■ TO DO
Search the records for the word "time" and copy each line in which it appears.

■ RECORDS TO PROCESS
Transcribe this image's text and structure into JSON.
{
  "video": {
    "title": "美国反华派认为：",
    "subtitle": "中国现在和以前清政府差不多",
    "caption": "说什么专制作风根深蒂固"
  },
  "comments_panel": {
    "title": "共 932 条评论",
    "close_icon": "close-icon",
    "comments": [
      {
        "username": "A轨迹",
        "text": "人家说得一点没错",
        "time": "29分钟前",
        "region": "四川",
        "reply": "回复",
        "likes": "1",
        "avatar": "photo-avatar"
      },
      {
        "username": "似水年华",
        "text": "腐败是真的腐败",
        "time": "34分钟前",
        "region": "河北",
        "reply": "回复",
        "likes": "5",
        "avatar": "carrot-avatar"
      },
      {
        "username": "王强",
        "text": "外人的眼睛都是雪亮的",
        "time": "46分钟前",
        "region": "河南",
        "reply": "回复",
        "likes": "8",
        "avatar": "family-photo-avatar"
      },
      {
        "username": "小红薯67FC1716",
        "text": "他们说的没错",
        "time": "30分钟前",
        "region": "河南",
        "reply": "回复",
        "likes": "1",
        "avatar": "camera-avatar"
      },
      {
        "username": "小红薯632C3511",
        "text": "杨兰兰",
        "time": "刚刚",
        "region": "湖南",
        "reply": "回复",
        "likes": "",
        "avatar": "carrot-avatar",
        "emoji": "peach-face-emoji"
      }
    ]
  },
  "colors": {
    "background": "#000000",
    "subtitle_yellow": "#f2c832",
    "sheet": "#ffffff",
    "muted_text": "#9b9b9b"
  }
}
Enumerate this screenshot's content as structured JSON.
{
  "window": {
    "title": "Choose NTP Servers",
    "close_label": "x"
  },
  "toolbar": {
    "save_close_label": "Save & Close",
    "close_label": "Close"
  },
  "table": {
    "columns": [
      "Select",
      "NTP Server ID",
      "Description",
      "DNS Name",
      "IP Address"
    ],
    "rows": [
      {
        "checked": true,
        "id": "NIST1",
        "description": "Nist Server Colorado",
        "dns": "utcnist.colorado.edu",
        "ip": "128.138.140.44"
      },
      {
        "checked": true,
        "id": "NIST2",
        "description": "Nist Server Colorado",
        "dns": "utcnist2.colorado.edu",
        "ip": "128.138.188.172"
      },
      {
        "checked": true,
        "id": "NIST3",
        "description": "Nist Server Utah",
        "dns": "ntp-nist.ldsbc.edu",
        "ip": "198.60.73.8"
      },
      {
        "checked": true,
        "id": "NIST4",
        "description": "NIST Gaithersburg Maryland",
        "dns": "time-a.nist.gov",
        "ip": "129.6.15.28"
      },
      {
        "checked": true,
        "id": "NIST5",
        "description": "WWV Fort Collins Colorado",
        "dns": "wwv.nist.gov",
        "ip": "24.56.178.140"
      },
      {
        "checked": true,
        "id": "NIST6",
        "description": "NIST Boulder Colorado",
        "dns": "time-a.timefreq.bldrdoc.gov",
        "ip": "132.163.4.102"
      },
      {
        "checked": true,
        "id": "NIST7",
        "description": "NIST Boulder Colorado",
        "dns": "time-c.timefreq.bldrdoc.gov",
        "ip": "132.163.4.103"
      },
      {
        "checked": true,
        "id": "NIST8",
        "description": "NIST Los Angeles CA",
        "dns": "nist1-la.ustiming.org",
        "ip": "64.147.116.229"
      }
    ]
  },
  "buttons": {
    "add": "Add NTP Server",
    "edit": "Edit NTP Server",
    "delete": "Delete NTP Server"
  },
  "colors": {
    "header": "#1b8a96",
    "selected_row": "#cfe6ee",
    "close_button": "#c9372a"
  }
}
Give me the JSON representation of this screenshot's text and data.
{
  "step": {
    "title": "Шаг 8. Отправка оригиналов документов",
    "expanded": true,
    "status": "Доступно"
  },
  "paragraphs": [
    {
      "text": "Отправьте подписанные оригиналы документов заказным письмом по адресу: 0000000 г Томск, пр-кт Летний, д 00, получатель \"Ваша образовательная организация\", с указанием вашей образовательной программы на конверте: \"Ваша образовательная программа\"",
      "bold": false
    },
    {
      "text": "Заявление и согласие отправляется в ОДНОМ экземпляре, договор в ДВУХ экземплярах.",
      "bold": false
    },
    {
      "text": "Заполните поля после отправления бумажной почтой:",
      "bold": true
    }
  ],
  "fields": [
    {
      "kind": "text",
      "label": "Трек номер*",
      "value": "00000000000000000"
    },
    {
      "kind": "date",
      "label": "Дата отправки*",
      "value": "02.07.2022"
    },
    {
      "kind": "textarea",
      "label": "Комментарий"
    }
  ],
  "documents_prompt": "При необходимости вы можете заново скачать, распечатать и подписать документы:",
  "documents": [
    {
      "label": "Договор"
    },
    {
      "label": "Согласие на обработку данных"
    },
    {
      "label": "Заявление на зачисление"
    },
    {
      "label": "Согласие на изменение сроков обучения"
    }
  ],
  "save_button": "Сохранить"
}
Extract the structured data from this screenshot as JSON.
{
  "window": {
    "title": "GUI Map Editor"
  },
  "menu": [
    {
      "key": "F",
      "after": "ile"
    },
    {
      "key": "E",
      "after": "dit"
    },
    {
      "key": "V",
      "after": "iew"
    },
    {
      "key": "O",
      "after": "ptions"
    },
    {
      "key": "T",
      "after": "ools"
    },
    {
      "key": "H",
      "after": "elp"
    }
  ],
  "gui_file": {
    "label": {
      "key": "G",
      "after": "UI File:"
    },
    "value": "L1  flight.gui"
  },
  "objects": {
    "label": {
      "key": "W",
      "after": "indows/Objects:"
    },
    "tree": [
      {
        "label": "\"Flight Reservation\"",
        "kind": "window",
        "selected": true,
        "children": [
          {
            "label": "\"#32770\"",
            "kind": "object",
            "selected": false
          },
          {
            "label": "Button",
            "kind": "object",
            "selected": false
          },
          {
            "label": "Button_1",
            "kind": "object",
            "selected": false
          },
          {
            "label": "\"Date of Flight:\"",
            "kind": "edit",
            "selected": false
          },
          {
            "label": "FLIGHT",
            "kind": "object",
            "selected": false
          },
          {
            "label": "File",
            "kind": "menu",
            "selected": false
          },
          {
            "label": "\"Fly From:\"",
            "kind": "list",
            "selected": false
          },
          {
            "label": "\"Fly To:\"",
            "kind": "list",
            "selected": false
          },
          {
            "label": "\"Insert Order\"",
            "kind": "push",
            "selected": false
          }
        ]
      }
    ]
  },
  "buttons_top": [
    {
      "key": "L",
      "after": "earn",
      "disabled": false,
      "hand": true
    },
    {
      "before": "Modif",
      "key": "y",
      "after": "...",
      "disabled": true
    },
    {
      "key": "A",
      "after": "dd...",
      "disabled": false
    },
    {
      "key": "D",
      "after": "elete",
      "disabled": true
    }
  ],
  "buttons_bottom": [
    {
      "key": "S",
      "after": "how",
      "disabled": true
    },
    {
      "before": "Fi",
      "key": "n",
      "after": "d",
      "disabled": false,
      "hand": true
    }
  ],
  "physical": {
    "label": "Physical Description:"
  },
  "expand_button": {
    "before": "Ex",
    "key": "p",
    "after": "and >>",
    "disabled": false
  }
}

■ EXERCISE ANSWER
        "time": "29分钟前",
        "time": "34分钟前",
        "time": "46分钟前",
        "time": "30分钟前",
        "time": "刚刚",
        "dns": "time-a.nist.gov",
        "dns": "time-a.timefreq.bldrdoc.gov",
        "dns": "time-c.timefreq.bldrdoc.gov",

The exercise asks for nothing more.